A look at afternoon guidance hasn’t really helped me decide what will be the better powder day — Thursday or Friday. EC/GEM both still bring in a strong second surge of moisture for Thursday night while the GFS/NAM both turn precip more showery by Thursday evening through Friday with lighter additional accumulations.
What we know for sure, and all models agree on, is that snow will be heavy starting late Wednesday afternoon and continuing through Wednesday night into Thursday. While the snow will be high density at first, it should lighten up considerably by daybreak Thursday. Thursday is a safer bet for powder. Friday has the potential to be even deeper and fluffier snow, but that is dependent on snow continuing into Thursday night which I have lower confidence in. If we do not see this second impulse of additional moisture Thursday night, Friday could be a bit more tracked out than Thursday… Hopefully this will be more clear tomorrow morning. I know there are some antsy people out there planning their “sick” day, but for now this is the best I can do.
Otherwise, today’s runs continued to be mouth-wateringly good. I’ll keep the 10-20″ with up to 2 feet forecast for now… but if the runs continue to look this good tomorrow, I may have to bump totals up a bit again. Get the powder boards ready for action!

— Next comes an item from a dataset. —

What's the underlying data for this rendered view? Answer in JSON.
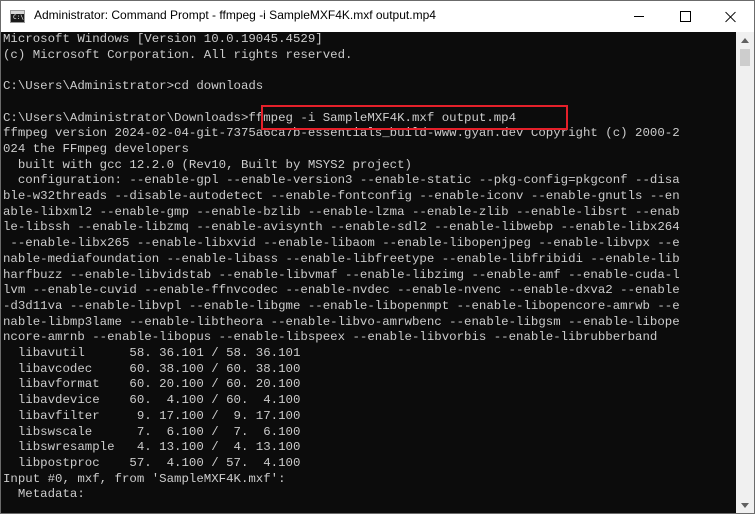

Today is the last day of quiet weather as a change to our pattern will bring a very moist system into the area between Wednesday and Friday with significant snowfall accumulations possible in the mountains. 10-20″ with 2 feet or more possible in some locations.
Quiet weather today with gradually increasing clouds this afternoon. Early tomorrow, the first bit of moisture will start to be advected into the area. A few light snow showers will be possible above 8,000 feet with a chance for rain showers below that level. Snow will start to increase in the afternoon as an initial wave approaches the area. Snow will be high density at first.
Snow should fall most of Wednesday night into Thursday in the Wasatch. At the same time, a cold front will slowly sag south across the area, cooling temperatures as it does so. Snow levels should fall to 5-6K feet and snow quality will improve in the mountains. GFS/NAM have us entering a cool, showery period late on Thursday through the day on Friday with generally light additional accumulations. The EC this morning, has another strong impulse entering the area after a short break Thursday afternoon. In the EC’s solution, we would have another round of heavy snow for Thursday night into Friday. While both solutions bring good snow to the area — the difference would have major implications on which day would be the best “sick” day for you to take. The GFS/NAM would suggest Thursday — the EC would say Friday. Honestly, it’s probably hard to go wrong with either day. For what it’s worth, the Canadian GEM also supports the EC’s idea of a second strong impulse for Thursday night. I’ll update this afternoon if there is more consensus on this matter.
As for accumulations, they have potential to be big. Yesterday, I was very conservative in telling you to set your expectations low at 6-12″ until we established more confidence. I think at this point it’s safe for us to raise our expectations. I think 10-20″ will fall throughout the Wasatch. I also think there is a very good chance that certain areas (mainly above 9,000 feet) get 2 feet or more — at this point it is very hard to pinpoint where those places will be.
Later this weekend we’ll have a cool northwest flow. We could see occasional instability showers. GFS has a weak wave moving through on Sunday but the EC keeps us mostly dry. Next week looks to start out dry. Beyond that I have no idea… Some ensembles keep a dry pattern in place while others bring in more storm systems for the second week of February. We’ll have to wait and see.
With all this said, where do we stand currently with our snowpack? Well, the past two and a half weeks of dry weather has done a number on our snowpack with regard to how we are faring compared to average.
Here is the Snowbird SWE (snow water equivalent) of the snowpack compared to average:
Two long dry spells separated by only that five day snowy spell we had earlier this month has caused us to fall way behind average. We currently sit at around 60% of normal at Snowbird. The numbers elsewhere in Utah are generally slightly better… Here is a basin-wide view of the entire Western US:
Prior to this last dry spell, most of these numbers in Utah were in the 80s, they’ve now fallen to between 60-75% in most locations. No hiding that this snow is desperately needed… Let’s hope we get as much or more than expected and we continue to see these numbers improve throughout the month of February. Fingers crossed!